Maladie – For We Are the Plague

*** Go to our YouTube channel in the link below to see the video review of this record in episode #55 of the SBR Album of the Week.


Maladie are an unusual proposition. Hailing from Germany with roots in the country’s black metal scene, they might be the most prolific band in the underground. Now on their seventh full-length offering since forming in 2009, they managed to release a record every year for the last four years. This would be an achievement for most artists, but Maladie play complex and challenging music that demands supreme musicianship and imagination. The idea of a double album clocking in at one hour and ten minutes at this stage in their career would be a risk for most – but not these Germans. Indeed, the triumph of For We Are the Plague lies in its ability to keep you enthralled from the first to the last minute.

We struggle to define avant-garde metal. Is it a collective of musicians incorporating non-traditional influences into their art and their aesthetics. The more experimental, the more likely we can give it this term. But what about those bands that write choruses and solos and play up to clichés with a devilish sense of humour? There’s a wide chasm between Mr Bungle and Celtic Frost, and Maladie belong in the former camp. To them, nothing is off the table. They take great pleasure in confusing you and second-guessing your instincts. And yet they can go toe-to-toe with any extreme metal band when they embrace the heavier side of their music. The bass-hungry rock extravaganza of opener, ‘Antimundane’ is a case in point. This goes in a rogue black metal direction just as you sneer with a cigarette ready to pop a party balloon. A saxophone inserts itself among the caverns of a death metal tangent like a magnet to a fridge door. Vocalist, Alexander Wenz, races through the full gamut of singing styles in five minutes.

The probability that no two songs will be the same is the only thing you can predict here. Fans of this year’s opus from Avatar will know the delight this brings. ‘And I Die Alone’ is an upbeat goth-rock song with heavy down-strumming and operatic duo vocals that threatens a leap into the extreme yet resets to a luscious passage of guitar pickings and flute venerations. ‘The Growing’ will take you back to the 1970s cruise ship of the disaster movie era. You can envisage the black-tie dinner guests enjoying a glass of malt as the band work in their dreamy saxophone. If only they knew the horrors that await them. “Rock & roll is the devil,” announces Wenz in the party metal of ‘With One Voice’. When Maladie change costume, they do it with great respect for its traditions. It means they can switch from dance beats to psychopathic death metal with ease.

Side two is longer, more ambitious, and even more unsettling. The grasp of melody in ‘Ghost of the Spaceless Void’ speaks volumes about Maladie’s talents as song writers. Mike Patton would love this music. At ten minutes and twenty-seven seconds in length, its pastel timbres veer from ballad rock to blackened death metal and post-punk.

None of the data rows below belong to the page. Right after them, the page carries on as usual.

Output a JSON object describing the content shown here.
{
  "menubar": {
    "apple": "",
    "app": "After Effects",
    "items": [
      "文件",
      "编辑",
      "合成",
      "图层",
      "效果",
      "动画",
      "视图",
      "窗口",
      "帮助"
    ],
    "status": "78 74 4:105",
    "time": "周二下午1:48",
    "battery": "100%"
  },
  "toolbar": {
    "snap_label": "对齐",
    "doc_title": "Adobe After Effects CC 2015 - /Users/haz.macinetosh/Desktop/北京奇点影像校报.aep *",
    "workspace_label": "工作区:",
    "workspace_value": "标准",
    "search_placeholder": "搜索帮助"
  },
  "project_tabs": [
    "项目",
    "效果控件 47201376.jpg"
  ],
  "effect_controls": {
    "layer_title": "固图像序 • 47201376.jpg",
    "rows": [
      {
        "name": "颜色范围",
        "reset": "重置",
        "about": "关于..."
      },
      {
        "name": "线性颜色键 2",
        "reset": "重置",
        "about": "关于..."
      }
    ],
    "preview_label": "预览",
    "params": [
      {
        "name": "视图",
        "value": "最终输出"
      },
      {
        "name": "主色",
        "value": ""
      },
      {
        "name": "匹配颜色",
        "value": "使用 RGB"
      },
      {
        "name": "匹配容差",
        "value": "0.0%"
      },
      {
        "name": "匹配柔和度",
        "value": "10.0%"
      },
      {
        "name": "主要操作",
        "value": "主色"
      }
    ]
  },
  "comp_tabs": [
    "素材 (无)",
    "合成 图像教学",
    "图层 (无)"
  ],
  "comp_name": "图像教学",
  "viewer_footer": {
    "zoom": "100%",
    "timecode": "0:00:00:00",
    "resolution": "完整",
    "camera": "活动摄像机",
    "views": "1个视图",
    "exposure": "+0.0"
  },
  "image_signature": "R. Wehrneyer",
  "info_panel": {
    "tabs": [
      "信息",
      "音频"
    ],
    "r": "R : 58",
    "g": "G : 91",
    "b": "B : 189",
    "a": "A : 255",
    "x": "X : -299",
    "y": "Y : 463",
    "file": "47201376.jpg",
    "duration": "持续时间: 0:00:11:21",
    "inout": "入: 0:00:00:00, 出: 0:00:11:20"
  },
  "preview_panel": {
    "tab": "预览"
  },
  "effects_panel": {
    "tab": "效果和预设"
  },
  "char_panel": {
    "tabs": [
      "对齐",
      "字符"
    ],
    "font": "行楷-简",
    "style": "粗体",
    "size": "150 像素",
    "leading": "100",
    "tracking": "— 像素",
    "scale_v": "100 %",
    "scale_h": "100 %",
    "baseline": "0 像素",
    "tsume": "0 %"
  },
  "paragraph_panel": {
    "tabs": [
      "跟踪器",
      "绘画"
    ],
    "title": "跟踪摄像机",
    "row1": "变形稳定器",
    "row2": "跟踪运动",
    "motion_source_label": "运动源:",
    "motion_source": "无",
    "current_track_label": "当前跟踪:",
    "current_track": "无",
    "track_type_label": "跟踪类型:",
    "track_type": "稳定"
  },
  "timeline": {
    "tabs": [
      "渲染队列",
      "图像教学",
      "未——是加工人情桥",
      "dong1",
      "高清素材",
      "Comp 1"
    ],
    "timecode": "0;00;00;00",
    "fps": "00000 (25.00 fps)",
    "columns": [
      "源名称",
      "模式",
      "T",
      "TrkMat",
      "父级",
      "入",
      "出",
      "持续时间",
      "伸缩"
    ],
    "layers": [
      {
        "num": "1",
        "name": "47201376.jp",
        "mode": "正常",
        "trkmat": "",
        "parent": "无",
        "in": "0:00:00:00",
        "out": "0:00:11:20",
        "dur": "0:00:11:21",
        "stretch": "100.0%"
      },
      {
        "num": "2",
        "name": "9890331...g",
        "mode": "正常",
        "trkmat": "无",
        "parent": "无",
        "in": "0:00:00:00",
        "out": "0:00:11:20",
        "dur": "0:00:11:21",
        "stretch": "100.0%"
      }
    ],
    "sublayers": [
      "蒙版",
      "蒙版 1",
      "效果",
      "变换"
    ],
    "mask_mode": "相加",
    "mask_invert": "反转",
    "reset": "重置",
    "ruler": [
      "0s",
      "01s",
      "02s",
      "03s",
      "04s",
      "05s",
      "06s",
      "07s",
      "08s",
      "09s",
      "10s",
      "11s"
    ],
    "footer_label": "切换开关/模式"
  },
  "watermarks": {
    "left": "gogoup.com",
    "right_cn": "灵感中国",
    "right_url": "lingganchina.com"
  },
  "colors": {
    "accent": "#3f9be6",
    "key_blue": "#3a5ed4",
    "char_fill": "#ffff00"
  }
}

The title-track comes in at over nine minutes, two of which Wenz dedicates to rousing the downtrodden heavy metal loners of the world to rise up against the forces of oppression. Should they end the album here? Probably, but the Engelbert Humperdinck picnic of ‘Ruins in Triumph’ is irresistible in its charm and menace. What starts as a flowery piece of sentimental crooning turns into a vicious storm of drunken punk rock through the gritted teeth of a black metal band. They stretch it to seven minutes thanks to a stupendous outro of tech death-inspired groove metal riffing and saxophone stylings. This is the one song where you can hear the genius of Faith No More at work.

Maladie are too complicated and too distinctive to fit into any category. They could have delivered a fifty-minute album and held back three of the songs here for a future EP, but why stop when you have momentum? For We Are the Plague would be unlistenable for its sheer length alone if a death metal record or a tired piece of atonal black metal. But it’s the complete opposite. Like Edge of Sanity’s classic Crimson album, it incorporates everything across the rock and metal spectrum and draws on the textures of jazz, folk and easy-listening with a mischievous smile.

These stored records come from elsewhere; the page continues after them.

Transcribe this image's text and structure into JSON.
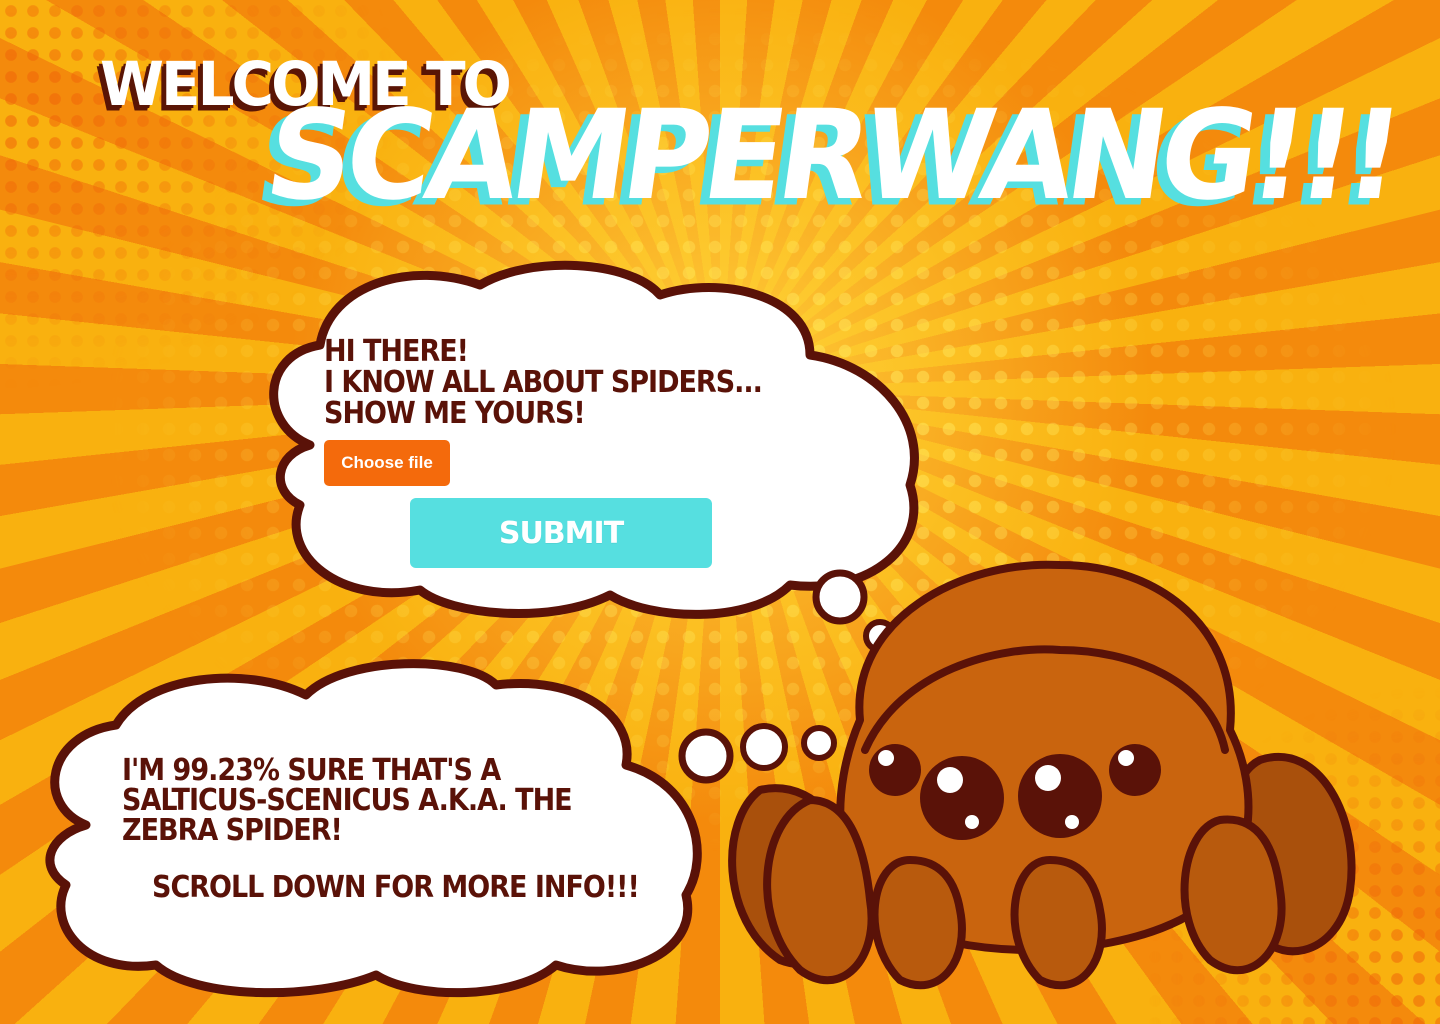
{
  "header": {
    "welcome": "WELCOME TO",
    "brand": "SCAMPERWANG!!!"
  },
  "upload_bubble": {
    "line1": "HI THERE!",
    "line2": "I KNOW ALL ABOUT SPIDERS...",
    "line3": "SHOW ME YOURS!",
    "choose_file_label": "Choose file",
    "submit_label": "SUBMIT"
  },
  "result_bubble": {
    "line1": "I'M 99.23% SURE THAT'S A",
    "line2": "SALTICUS-SCENICUS A.K.A. THE",
    "line3": "ZEBRA SPIDER!",
    "scroll_hint": "SCROLL DOWN FOR MORE INFO!!!"
  },
  "mascot": {
    "icon": "spider-mascot-icon"
  },
  "colors": {
    "accent_cyan": "#56dfe0",
    "accent_orange": "#f46a0c",
    "text_dark": "#5a1208",
    "background": "#f7a412",
    "spider_body": "#c9640e"
  }
}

“You’ve got your fix of darkness – back to rock & roll, baby,” slithers Wenz in closing track, ‘I am the Tomb’. Maladie are entertainers, but they’ll also scare the shit out of you.

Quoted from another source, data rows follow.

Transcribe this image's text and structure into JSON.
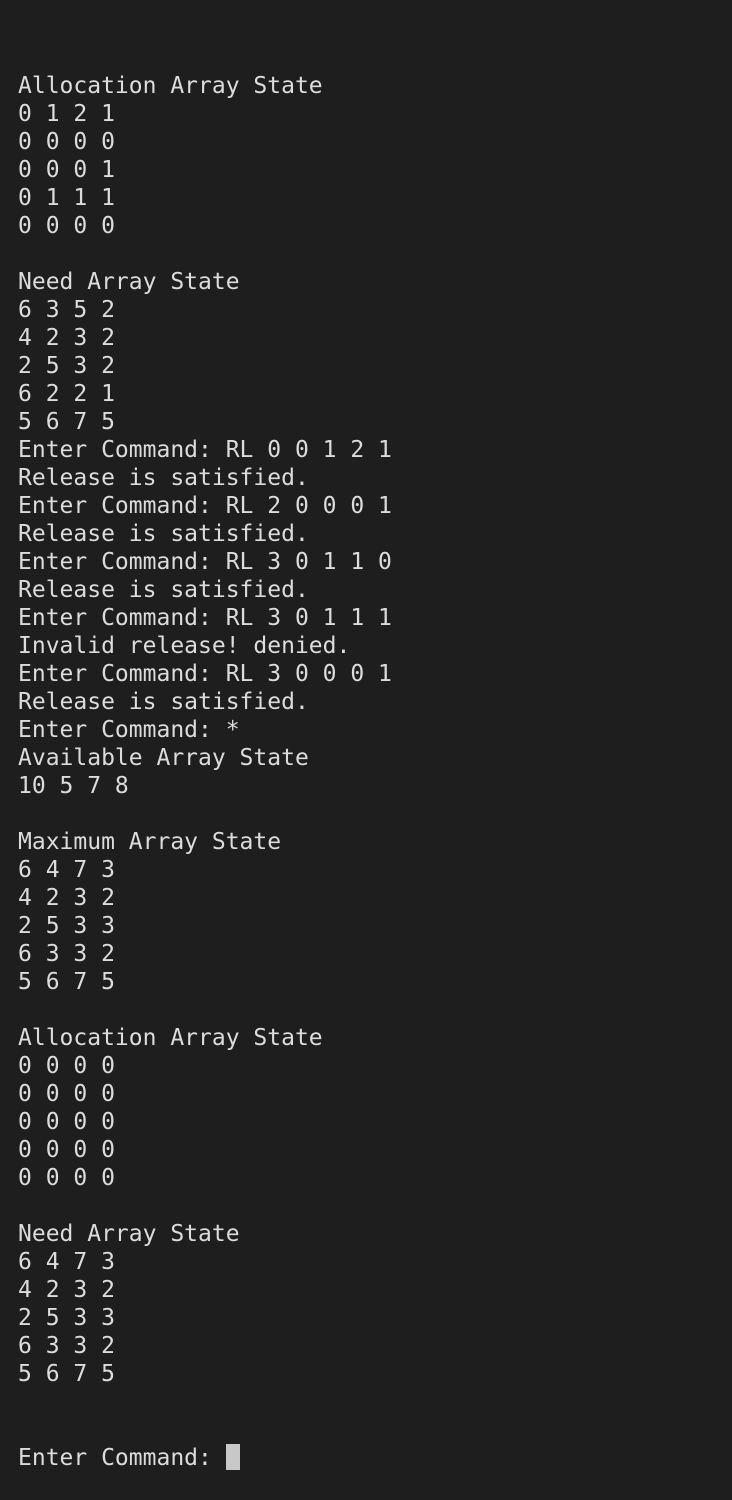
{
  "terminal": {
    "lines": [
      "Allocation Array State",
      "0 1 2 1",
      "0 0 0 0",
      "0 0 0 1",
      "0 1 1 1",
      "0 0 0 0",
      "",
      "Need Array State",
      "6 3 5 2",
      "4 2 3 2",
      "2 5 3 2",
      "6 2 2 1",
      "5 6 7 5",
      "Enter Command: RL 0 0 1 2 1",
      "Release is satisfied.",
      "Enter Command: RL 2 0 0 0 1",
      "Release is satisfied.",
      "Enter Command: RL 3 0 1 1 0",
      "Release is satisfied.",
      "Enter Command: RL 3 0 1 1 1",
      "Invalid release! denied.",
      "Enter Command: RL 3 0 0 0 1",
      "Release is satisfied.",
      "Enter Command: *",
      "Available Array State",
      "10 5 7 8",
      "",
      "Maximum Array State",
      "6 4 7 3",
      "4 2 3 2",
      "2 5 3 3",
      "6 3 3 2",
      "5 6 7 5",
      "",
      "Allocation Array State",
      "0 0 0 0",
      "0 0 0 0",
      "0 0 0 0",
      "0 0 0 0",
      "0 0 0 0",
      "",
      "Need Array State",
      "6 4 7 3",
      "4 2 3 2",
      "2 5 3 3",
      "6 3 3 2",
      "5 6 7 5"
    ],
    "prompt": "Enter Command: ",
    "input_value": ""
  },
  "colors": {
    "background": "#1e1e1e",
    "foreground": "#dcdcdc",
    "cursor": "#c8c8c8"
  }
}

JVB


Verdict


Release Date: 24/11/2023

Record Label: Apostasy Records

Standout tracks: The Growing; Death is Recognition; For We Are the Plague

Suggested Further Listening: Edge of Sanity – Crimson (1996), Psykup – Ctrl + Alt + Fuck (2017), Avatar – Dance Devil Dance (2023)